* _Prompt_:
Filter the entries and keep only the lines where the string "this" appears.

* _Given data_:
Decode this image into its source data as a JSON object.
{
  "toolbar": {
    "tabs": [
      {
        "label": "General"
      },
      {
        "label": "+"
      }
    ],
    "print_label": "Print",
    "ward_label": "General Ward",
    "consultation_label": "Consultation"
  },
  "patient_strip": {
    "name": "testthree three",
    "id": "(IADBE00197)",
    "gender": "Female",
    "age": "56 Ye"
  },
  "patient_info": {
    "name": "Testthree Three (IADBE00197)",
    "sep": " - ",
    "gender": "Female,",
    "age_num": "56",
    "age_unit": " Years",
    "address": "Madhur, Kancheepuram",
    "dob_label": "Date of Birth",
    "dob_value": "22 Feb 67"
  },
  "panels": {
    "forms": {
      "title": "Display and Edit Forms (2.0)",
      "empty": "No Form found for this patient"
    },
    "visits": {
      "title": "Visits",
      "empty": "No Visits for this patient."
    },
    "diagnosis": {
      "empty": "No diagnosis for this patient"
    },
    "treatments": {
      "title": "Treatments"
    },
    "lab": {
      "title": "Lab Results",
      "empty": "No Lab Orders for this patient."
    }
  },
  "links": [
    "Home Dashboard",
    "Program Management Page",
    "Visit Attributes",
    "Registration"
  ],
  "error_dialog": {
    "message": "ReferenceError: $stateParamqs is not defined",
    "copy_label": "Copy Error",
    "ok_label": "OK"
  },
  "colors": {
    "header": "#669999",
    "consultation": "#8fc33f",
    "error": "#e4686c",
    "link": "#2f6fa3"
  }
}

* _Answer to the problem_:
Decode this image into its source data as a JSON object.
      "empty": "No Form found for this patient"
      "empty": "No Visits for this patient."
      "empty": "No diagnosis for this patient"
      "empty": "No Lab Orders for this patient."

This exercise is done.